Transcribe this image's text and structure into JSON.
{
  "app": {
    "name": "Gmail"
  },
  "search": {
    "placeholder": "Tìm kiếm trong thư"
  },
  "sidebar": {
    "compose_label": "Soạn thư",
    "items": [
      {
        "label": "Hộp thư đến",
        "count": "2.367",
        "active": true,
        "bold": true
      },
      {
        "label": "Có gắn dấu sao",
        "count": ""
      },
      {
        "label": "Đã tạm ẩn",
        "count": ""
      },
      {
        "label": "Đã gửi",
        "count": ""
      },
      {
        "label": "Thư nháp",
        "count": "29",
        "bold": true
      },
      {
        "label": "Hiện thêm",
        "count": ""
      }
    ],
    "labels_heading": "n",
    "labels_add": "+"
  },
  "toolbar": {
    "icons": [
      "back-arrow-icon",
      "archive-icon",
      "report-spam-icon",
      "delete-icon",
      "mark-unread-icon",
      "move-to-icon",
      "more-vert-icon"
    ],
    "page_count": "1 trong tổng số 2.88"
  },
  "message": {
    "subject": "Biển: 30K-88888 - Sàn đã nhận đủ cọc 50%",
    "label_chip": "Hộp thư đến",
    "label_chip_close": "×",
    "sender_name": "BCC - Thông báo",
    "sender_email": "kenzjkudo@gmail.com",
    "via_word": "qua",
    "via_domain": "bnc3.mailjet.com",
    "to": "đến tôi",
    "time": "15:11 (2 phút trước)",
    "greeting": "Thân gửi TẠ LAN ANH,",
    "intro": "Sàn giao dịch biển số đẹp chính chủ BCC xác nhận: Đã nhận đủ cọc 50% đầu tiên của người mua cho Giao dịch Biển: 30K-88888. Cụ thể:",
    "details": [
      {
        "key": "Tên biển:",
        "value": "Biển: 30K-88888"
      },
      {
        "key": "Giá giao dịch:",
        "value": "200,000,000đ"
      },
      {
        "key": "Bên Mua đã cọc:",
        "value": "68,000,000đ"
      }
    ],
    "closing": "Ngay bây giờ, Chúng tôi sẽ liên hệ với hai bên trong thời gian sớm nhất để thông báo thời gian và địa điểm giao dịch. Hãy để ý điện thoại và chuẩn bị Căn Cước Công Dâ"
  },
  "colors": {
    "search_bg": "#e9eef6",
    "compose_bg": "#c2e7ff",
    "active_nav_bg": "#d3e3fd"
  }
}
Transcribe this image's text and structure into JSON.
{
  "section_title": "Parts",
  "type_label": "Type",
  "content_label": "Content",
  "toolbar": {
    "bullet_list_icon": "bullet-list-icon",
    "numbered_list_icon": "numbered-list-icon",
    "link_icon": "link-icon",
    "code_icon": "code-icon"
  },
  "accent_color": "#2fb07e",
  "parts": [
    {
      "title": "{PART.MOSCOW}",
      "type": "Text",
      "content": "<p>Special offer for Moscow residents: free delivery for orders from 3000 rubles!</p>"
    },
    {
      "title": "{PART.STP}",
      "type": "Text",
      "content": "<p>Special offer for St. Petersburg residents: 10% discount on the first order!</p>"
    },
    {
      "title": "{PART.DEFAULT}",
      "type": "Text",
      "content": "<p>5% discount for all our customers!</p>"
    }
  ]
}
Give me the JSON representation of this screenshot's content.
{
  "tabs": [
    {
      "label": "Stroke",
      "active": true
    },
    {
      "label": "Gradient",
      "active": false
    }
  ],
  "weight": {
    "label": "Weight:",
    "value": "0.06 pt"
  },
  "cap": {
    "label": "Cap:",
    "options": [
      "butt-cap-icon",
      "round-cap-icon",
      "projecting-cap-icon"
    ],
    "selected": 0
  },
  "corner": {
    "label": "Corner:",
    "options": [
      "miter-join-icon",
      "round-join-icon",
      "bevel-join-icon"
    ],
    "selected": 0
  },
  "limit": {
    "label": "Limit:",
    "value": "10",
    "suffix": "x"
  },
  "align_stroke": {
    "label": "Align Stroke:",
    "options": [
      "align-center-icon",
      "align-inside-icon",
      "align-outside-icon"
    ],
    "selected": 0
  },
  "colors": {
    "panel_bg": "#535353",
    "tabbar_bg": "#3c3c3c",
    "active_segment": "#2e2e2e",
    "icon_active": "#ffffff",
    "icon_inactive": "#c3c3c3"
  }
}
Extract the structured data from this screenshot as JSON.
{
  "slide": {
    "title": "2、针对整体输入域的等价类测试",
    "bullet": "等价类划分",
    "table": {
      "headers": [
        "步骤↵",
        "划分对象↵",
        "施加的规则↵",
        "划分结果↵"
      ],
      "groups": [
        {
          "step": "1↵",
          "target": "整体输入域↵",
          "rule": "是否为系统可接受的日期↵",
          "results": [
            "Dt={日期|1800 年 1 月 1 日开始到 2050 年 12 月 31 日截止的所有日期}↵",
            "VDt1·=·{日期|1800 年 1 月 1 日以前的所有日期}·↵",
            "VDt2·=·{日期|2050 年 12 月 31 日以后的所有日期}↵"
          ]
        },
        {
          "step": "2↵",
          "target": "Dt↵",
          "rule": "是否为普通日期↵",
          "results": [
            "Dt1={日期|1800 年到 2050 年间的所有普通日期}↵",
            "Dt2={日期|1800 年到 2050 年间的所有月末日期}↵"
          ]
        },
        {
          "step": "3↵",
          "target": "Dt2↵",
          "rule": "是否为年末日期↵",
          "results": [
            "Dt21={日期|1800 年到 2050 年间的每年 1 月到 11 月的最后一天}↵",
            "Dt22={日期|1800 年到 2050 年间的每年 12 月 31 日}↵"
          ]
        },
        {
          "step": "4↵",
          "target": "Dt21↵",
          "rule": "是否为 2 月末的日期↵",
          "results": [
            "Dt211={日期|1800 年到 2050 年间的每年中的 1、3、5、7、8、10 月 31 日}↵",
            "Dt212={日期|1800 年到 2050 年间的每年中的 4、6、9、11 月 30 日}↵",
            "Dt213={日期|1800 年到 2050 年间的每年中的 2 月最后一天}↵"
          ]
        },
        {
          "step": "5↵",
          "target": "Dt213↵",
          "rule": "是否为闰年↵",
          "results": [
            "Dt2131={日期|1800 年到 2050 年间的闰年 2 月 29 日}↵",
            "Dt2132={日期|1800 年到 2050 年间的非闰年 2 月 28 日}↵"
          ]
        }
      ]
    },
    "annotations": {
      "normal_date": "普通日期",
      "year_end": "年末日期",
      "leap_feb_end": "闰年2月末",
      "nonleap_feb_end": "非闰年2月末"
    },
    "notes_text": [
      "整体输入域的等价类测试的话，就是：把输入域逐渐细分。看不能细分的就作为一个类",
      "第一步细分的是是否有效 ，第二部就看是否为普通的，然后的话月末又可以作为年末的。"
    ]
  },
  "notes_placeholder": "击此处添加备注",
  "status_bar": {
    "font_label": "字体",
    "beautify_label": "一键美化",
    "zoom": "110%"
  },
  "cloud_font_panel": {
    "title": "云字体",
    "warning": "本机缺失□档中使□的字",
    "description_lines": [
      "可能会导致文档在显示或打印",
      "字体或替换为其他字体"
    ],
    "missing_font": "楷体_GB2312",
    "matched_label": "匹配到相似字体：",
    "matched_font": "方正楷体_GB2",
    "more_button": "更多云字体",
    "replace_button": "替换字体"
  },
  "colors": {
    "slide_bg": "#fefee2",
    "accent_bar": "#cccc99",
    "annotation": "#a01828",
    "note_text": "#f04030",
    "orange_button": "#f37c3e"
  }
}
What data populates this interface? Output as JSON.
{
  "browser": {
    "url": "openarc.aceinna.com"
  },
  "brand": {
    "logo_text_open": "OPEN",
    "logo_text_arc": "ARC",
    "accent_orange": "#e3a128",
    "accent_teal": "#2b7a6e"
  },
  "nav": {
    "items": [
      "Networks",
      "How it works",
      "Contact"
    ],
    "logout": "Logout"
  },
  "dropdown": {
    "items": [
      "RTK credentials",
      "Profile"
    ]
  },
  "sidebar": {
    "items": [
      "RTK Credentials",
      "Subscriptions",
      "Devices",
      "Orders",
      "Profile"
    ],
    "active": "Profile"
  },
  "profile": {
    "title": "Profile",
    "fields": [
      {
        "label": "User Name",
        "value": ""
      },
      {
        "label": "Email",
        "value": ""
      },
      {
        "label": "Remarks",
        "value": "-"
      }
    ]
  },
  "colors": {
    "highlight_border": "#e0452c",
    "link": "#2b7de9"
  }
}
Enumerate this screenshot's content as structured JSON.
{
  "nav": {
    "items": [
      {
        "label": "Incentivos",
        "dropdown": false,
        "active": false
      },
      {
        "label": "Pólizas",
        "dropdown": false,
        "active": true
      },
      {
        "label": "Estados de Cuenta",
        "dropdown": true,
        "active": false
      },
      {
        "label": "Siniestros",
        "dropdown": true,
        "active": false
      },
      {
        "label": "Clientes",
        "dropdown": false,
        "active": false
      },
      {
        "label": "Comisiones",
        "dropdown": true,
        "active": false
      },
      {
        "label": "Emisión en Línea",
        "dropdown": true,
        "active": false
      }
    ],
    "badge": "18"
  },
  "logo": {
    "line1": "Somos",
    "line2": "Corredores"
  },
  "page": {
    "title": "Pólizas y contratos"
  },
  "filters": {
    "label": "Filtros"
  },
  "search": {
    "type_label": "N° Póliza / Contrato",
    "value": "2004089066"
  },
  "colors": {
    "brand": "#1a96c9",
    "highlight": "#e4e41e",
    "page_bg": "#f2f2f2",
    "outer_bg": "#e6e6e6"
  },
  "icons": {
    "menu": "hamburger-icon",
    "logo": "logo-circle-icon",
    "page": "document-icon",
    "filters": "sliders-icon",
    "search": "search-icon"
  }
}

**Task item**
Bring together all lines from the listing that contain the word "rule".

**Answer to the problem**
          "rule": "是否为系统可接受的日期↵",
          "rule": "是否为普通日期↵",
          "rule": "是否为年末日期↵",
          "rule": "是否为 2 月末的日期↵",
          "rule": "是否为闰年↵",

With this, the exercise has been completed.